Keeping things cool at the Ice FactoryWednesday, July 11th, 2012
by Elizabeth Kennedy
The New Ohio Theatre’s 2012 festival features three alumni productions
The New Ohio Theatre, founded in 1994 by playwright/director Robert Lyons, stages a six week long theatre festival each summer. Known as Ice Factory, the festival is a platform for both emerging and established theatre companies to perform innovative and exciting new work. This summer’s 19th annual festival will include one Manhattan premiere, two New York premieres, and two world premieres. Six wildly different plays will be performed throughout the festival. Three are directed by Directors Project Alumni: The Pilo Family Circus, directed by Joe Tantalo, Miss Lilly Gets Boned, directed by David F. Chapman, and The Girl of the Golden West, directed by Jeremy Bloom. We’ll feature The Girl of the Golden West on the blog in a couple weeks!
The Pilo Family Circus, written by Matt Pelfrey, centers around Jamie, a young boy forced to join the circus by a group of sadistic clowns. As Jamie becomes immersed in the carnival world, he meets a cast of macabre characters – acrobats, clowns, dwarves, freaks, and fortune tellers. However, the deadliest character of them all is JJ, Jamie’s evil clown alter ego, who will stop at nothing to kill Jamie. The dark subject matter makes for a spooky and exciting new show.

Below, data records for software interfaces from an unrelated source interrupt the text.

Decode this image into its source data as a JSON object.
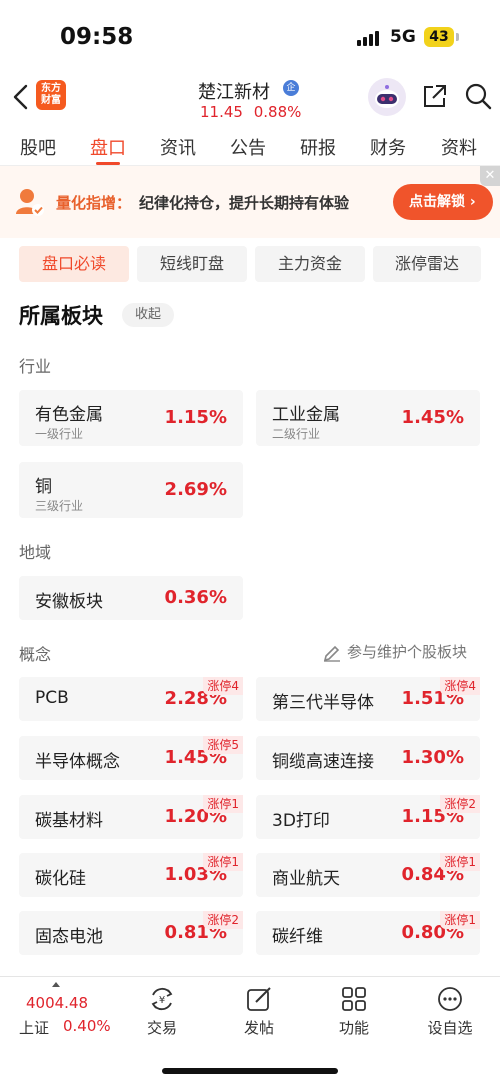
{
  "status_bar": {
    "time": "09:58",
    "network": "5G",
    "battery": "43"
  },
  "header": {
    "logo_line1": "东方",
    "logo_line2": "财富",
    "stock_name": "楚江新材",
    "cert_badge": "企",
    "price": "11.45",
    "change_pct": "0.88%"
  },
  "tabs": [
    "股吧",
    "盘口",
    "资讯",
    "公告",
    "研报",
    "财务",
    "资料"
  ],
  "active_tab": "盘口",
  "banner": {
    "title": "量化指增：",
    "text": "纪律化持仓，提升长期持有体验",
    "button": "点击解锁 ›",
    "close": "✕"
  },
  "subtabs": [
    "盘口必读",
    "短线盯盘",
    "主力资金",
    "涨停雷达"
  ],
  "section": {
    "title": "所属板块",
    "collapse": "收起",
    "industry_label": "行业",
    "region_label": "地域",
    "concept_label": "概念",
    "maintain": "参与维护个股板块"
  },
  "industry": [
    {
      "name": "有色金属",
      "level": "一级行业",
      "pct": "1.15%"
    },
    {
      "name": "工业金属",
      "level": "二级行业",
      "pct": "1.45%"
    },
    {
      "name": "铜",
      "level": "三级行业",
      "pct": "2.69%"
    }
  ],
  "region": [
    {
      "name": "安徽板块",
      "pct": "0.36%"
    }
  ],
  "concepts": [
    {
      "name": "PCB",
      "pct": "2.28%",
      "tag": "涨停4"
    },
    {
      "name": "第三代半导体",
      "pct": "1.51%",
      "tag": "涨停4"
    },
    {
      "name": "半导体概念",
      "pct": "1.45%",
      "tag": "涨停5"
    },
    {
      "name": "铜缆高速连接",
      "pct": "1.30%",
      "tag": ""
    },
    {
      "name": "碳基材料",
      "pct": "1.20%",
      "tag": "涨停1"
    },
    {
      "name": "3D打印",
      "pct": "1.15%",
      "tag": "涨停2"
    },
    {
      "name": "碳化硅",
      "pct": "1.03%",
      "tag": "涨停1"
    },
    {
      "name": "商业航天",
      "pct": "0.84%",
      "tag": "涨停1"
    },
    {
      "name": "固态电池",
      "pct": "0.81%",
      "tag": "涨停2"
    },
    {
      "name": "碳纤维",
      "pct": "0.80%",
      "tag": "涨停1"
    }
  ],
  "bottom_bar": {
    "index_value": "4004.48",
    "index_name": "上证",
    "index_pct": "0.40%",
    "nav": [
      "交易",
      "发帖",
      "功能",
      "设自选"
    ]
  },
  "colors": {
    "accent": "#f0492b",
    "up": "#e0242c"
  }
}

Godlight Theatre Company is the production company producing the play. Founded by alum Joe Tantalo in 1994, Godlight Theatre Company strives to adapt 20th and 21st century novels into innovative plays. Past work includes productions of George Orwell’s 1984, Kurt Vonnegut’s Slaughterhouse-Five, Jose Saramago’s Blindness, and Ray Bradbury’s Farenheit 451. Known for their creative and unexpected staging, Godlight was honored with a Special Drama Desk Award for their consistent originality in creating excellent novel to stage adaptations.
Not in the mood for horror? Check out Miss Lilly Gets Boned, which revolves around virginal Sunday school teacher Miss Lilly. Miss Lilly thinks her prayers have been answered when she meets Richard, the man of her dreams. Richard is handsome, foreign, and charming; the very embodiment of her Hugh Grant romantic fantasies. There is just one problem – Richard is the recently widowed father of one of Miss Lilly’s new Sunday school students. Meanwhile, Dr. Vandalla Bhalla tries to reform Harold, a very naughty 6-year-old African elephant. The end result is a hilarious play that covers a spectrum of topics – spiritual revelations, romance, fraught sibling relationships, precocious children, sex, violence, and death.
Chapman initially became interested in Miss Lilly Gets Boned four years ago when he read it at the Lark. Written by Bekah Brunstetter, a friend of Chapman’s since their college days when they were co-artistic directors of the University of North Carolina – Chapel Hill’s student theatre company The Lab!, Chapman was immediately drawn to the dark and hilarious play. Chapman describes Brunstetter’s work as “always layered – more than meets the eye. Plus, she’s very smart about her writing. It sometimes seems casual or off-the cuff, but it’s actually very carefully constructed.” Frequent collaborators, Brunstetter and Chapman have worked on many productions together over the years. Highlights include workshops of Hey Brother and Eve, as well as a production of Roberta Laughs at the Abingdon Theatre when Chapman was a Drama League Directors Project Fellow. Miss Lilly Gets Boned marks their fourth time working together and Chapman is excited to stage a play that “reveals something very true about human nature through the most unexpected lens.”
Studio 42, a non-profit theatrical production company, is producing the play. Led by another Directors Project alum, Moritz von Stuelpnagel, Studio 42’s mission is to stage “unproducible” plays. What makes Miss Lilly Gets Boned “unproducible”? Apart from the risqué title and subject matter, there are also many technical obstacles to staging the play. For example, three puppeteers are needed to operate Harold, the life-size young elephant. Ultimately though, these “unproducible” elements combine to create a play Chapman describes as “a good balance of funny, strange, and dark.”
The Pilo Family Circus begins today and runs until July 14. Miss Lilly Gets Boned runs July 18-21. Both plays are at the New Ohio Theatre at154 Christopher Street. All performances are at 7 P.M. Tickets are $18 for adults and $12 for students and seniors. Tickets and more can be found at newohiotheatre.org/icefactory2012.
What festivals are you excited for this summer? Tell us in the comments! We love reading them.